* [Your instructions]: What is needed here is an exact copy of all the entries below.

Start of Data provided

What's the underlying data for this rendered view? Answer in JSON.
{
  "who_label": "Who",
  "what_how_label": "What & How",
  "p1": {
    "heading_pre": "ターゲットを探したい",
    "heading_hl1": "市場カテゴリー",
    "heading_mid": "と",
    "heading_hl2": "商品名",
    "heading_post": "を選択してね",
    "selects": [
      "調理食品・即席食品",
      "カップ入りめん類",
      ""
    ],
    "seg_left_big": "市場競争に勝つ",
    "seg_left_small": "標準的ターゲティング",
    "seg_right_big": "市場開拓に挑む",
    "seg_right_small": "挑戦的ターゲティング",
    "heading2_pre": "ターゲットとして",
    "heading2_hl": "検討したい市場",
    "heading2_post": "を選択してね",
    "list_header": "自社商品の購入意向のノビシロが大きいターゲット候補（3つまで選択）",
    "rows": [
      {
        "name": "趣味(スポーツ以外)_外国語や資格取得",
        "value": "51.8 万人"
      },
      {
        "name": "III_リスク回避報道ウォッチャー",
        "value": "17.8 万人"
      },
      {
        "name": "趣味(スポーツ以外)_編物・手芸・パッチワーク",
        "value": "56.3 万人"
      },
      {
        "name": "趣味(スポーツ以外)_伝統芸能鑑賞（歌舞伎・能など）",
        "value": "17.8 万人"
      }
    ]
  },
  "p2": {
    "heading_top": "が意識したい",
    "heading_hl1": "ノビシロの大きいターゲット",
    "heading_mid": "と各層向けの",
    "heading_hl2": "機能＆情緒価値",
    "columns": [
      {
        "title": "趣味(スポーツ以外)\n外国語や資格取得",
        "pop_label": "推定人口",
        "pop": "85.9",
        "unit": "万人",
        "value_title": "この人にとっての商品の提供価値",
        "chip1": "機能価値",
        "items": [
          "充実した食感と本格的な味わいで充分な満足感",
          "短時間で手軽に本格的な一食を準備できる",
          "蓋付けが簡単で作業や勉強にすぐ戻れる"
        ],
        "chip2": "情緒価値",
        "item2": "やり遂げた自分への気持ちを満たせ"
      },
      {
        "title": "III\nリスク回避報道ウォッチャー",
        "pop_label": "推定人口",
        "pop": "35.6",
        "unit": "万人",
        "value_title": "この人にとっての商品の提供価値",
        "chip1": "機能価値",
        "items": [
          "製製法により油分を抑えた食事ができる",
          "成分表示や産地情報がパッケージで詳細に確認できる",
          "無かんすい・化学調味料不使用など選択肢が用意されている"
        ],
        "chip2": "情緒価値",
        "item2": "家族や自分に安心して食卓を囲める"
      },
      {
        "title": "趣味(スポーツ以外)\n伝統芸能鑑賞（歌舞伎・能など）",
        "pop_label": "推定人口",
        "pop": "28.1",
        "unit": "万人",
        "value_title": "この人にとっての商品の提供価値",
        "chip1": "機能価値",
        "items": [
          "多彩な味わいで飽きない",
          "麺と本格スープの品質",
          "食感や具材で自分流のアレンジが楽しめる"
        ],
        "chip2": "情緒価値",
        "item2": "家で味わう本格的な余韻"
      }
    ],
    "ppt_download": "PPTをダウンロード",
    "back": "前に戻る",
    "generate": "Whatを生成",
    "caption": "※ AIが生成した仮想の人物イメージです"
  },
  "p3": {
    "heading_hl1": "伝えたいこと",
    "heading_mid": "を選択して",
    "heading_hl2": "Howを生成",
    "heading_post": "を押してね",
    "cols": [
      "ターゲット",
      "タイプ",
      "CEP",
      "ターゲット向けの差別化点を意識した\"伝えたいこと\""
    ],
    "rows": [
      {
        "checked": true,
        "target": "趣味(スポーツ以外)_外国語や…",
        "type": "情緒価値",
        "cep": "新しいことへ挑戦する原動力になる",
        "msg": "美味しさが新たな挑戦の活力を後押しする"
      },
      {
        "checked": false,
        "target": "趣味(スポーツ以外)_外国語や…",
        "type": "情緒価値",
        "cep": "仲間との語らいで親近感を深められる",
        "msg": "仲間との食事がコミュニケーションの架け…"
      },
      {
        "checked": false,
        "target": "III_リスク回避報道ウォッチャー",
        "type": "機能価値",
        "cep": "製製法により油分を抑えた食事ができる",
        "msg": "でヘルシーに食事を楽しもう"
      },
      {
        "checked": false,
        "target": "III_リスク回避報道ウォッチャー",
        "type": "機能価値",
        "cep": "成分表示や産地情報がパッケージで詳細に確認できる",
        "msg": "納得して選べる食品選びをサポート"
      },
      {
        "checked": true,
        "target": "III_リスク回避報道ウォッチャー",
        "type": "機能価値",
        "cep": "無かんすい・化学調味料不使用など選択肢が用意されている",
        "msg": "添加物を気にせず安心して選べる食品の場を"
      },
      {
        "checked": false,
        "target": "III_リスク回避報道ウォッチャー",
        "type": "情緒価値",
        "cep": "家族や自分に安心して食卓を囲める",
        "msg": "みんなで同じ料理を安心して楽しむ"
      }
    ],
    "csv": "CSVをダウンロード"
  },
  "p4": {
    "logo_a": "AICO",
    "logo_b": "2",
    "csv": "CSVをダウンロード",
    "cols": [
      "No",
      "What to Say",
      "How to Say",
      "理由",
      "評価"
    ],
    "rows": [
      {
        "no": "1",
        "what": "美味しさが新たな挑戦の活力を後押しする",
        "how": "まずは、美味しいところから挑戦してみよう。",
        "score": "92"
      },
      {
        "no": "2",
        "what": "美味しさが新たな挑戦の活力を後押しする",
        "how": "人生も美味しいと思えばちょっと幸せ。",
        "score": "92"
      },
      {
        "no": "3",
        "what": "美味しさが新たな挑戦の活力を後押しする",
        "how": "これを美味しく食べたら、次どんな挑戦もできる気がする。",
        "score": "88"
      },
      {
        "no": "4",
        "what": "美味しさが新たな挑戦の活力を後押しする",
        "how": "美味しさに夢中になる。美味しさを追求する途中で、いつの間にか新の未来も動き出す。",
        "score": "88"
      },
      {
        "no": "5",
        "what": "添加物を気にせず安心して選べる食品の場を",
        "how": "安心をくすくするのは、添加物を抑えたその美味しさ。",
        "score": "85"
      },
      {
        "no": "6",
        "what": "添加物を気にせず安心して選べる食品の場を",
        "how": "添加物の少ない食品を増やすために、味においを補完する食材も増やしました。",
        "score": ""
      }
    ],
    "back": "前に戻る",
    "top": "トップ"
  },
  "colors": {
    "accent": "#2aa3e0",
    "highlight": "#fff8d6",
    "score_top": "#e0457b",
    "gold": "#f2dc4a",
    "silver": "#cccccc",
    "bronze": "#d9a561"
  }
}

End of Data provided

* [Answer section]:
What's the underlying data for this rendered view? Answer in JSON.
{
  "who_label": "Who",
  "what_how_label": "What & How",
  "p1": {
    "heading_pre": "ターゲットを探したい",
    "heading_hl1": "市場カテゴリー",
    "heading_mid": "と",
    "heading_hl2": "商品名",
    "heading_post": "を選択してね",
    "selects": [
      "調理食品・即席食品",
      "カップ入りめん類",
      ""
    ],
    "seg_left_big": "市場競争に勝つ",
    "seg_left_small": "標準的ターゲティング",
    "seg_right_big": "市場開拓に挑む",
    "seg_right_small": "挑戦的ターゲティング",
    "heading2_pre": "ターゲットとして",
    "heading2_hl": "検討したい市場",
    "heading2_post": "を選択してね",
    "list_header": "自社商品の購入意向のノビシロが大きいターゲット候補（3つまで選択）",
    "rows": [
      {
        "name": "趣味(スポーツ以外)_外国語や資格取得",
        "value": "51.8 万人"
      },
      {
        "name": "III_リスク回避報道ウォッチャー",
        "value": "17.8 万人"
      },
      {
        "name": "趣味(スポーツ以外)_編物・手芸・パッチワーク",
        "value": "56.3 万人"
      },
      {
        "name": "趣味(スポーツ以外)_伝統芸能鑑賞（歌舞伎・能など）",
        "value": "17.8 万人"
      }
    ]
  },
  "p2": {
    "heading_top": "が意識したい",
    "heading_hl1": "ノビシロの大きいターゲット",
    "heading_mid": "と各層向けの",
    "heading_hl2": "機能＆情緒価値",
    "columns": [
      {
        "title": "趣味(スポーツ以外)\n外国語や資格取得",
        "pop_label": "推定人口",
        "pop": "85.9",
        "unit": "万人",
        "value_title": "この人にとっての商品の提供価値",
        "chip1": "機能価値",
        "items": [
          "充実した食感と本格的な味わいで充分な満足感",
          "短時間で手軽に本格的な一食を準備できる",
          "蓋付けが簡単で作業や勉強にすぐ戻れる"
        ],
        "chip2": "情緒価値",
        "item2": "やり遂げた自分への気持ちを満たせ"
      },
      {
        "title": "III\nリスク回避報道ウォッチャー",
        "pop_label": "推定人口",
        "pop": "35.6",
        "unit": "万人",
        "value_title": "この人にとっての商品の提供価値",
        "chip1": "機能価値",
        "items": [
          "製製法により油分を抑えた食事ができる",
          "成分表示や産地情報がパッケージで詳細に確認できる",
          "無かんすい・化学調味料不使用など選択肢が用意されている"
        ],
        "chip2": "情緒価値",
        "item2": "家族や自分に安心して食卓を囲める"
      },
      {
        "title": "趣味(スポーツ以外)\n伝統芸能鑑賞（歌舞伎・能など）",
        "pop_label": "推定人口",
        "pop": "28.1",
        "unit": "万人",
        "value_title": "この人にとっての商品の提供価値",
        "chip1": "機能価値",
        "items": [
          "多彩な味わいで飽きない",
          "麺と本格スープの品質",
          "食感や具材で自分流のアレンジが楽しめる"
        ],
        "chip2": "情緒価値",
        "item2": "家で味わう本格的な余韻"
      }
    ],
    "ppt_download": "PPTをダウンロード",
    "back": "前に戻る",
    "generate": "Whatを生成",
    "caption": "※ AIが生成した仮想の人物イメージです"
  },
  "p3": {
    "heading_hl1": "伝えたいこと",
    "heading_mid": "を選択して",
    "heading_hl2": "Howを生成",
    "heading_post": "を押してね",
    "cols": [
      "ターゲット",
      "タイプ",
      "CEP",
      "ターゲット向けの差別化点を意識した\"伝えたいこと\""
    ],
    "rows": [
      {
        "checked": true,
        "target": "趣味(スポーツ以外)_外国語や…",
        "type": "情緒価値",
        "cep": "新しいことへ挑戦する原動力になる",
        "msg": "美味しさが新たな挑戦の活力を後押しする"
      },
      {
        "checked": false,
        "target": "趣味(スポーツ以外)_外国語や…",
        "type": "情緒価値",
        "cep": "仲間との語らいで親近感を深められる",
        "msg": "仲間との食事がコミュニケーションの架け…"
      },
      {
        "checked": false,
        "target": "III_リスク回避報道ウォッチャー",
        "type": "機能価値",
        "cep": "製製法により油分を抑えた食事ができる",
        "msg": "でヘルシーに食事を楽しもう"
      },
      {
        "checked": false,
        "target": "III_リスク回避報道ウォッチャー",
        "type": "機能価値",
        "cep": "成分表示や産地情報がパッケージで詳細に確認できる",
        "msg": "納得して選べる食品選びをサポート"
      },
      {
        "checked": true,
        "target": "III_リスク回避報道ウォッチャー",
        "type": "機能価値",
        "cep": "無かんすい・化学調味料不使用など選択肢が用意されている",
        "msg": "添加物を気にせず安心して選べる食品の場を"
      },
      {
        "checked": false,
        "target": "III_リスク回避報道ウォッチャー",
        "type": "情緒価値",
        "cep": "家族や自分に安心して食卓を囲める",
        "msg": "みんなで同じ料理を安心して楽しむ"
      }
    ],
    "csv": "CSVをダウンロード"
  },
  "p4": {
    "logo_a": "AICO",
    "logo_b": "2",
    "csv": "CSVをダウンロード",
    "cols": [
      "No",
      "What to Say",
      "How to Say",
      "理由",
      "評価"
    ],
    "rows": [
      {
        "no": "1",
        "what": "美味しさが新たな挑戦の活力を後押しする",
        "how": "まずは、美味しいところから挑戦してみよう。",
        "score": "92"
      },
      {
        "no": "2",
        "what": "美味しさが新たな挑戦の活力を後押しする",
        "how": "人生も美味しいと思えばちょっと幸せ。",
        "score": "92"
      },
      {
        "no": "3",
        "what": "美味しさが新たな挑戦の活力を後押しする",
        "how": "これを美味しく食べたら、次どんな挑戦もできる気がする。",
        "score": "88"
      },
      {
        "no": "4",
        "what": "美味しさが新たな挑戦の活力を後押しする",
        "how": "美味しさに夢中になる。美味しさを追求する途中で、いつの間にか新の未来も動き出す。",
        "score": "88"
      },
      {
        "no": "5",
        "what": "添加物を気にせず安心して選べる食品の場を",
        "how": "安心をくすくするのは、添加物を抑えたその美味しさ。",
        "score": "85"
      },
      {
        "no": "6",
        "what": "添加物を気にせず安心して選べる食品の場を",
        "how": "添加物の少ない食品を増やすために、味においを補完する食材も増やしました。",
        "score": ""
      }
    ],
    "back": "前に戻る",
    "top": "トップ"
  },
  "colors": {
    "accent": "#2aa3e0",
    "highlight": "#fff8d6",
    "score_top": "#e0457b",
    "gold": "#f2dc4a",
    "silver": "#cccccc",
    "bronze": "#d9a561"
  }
}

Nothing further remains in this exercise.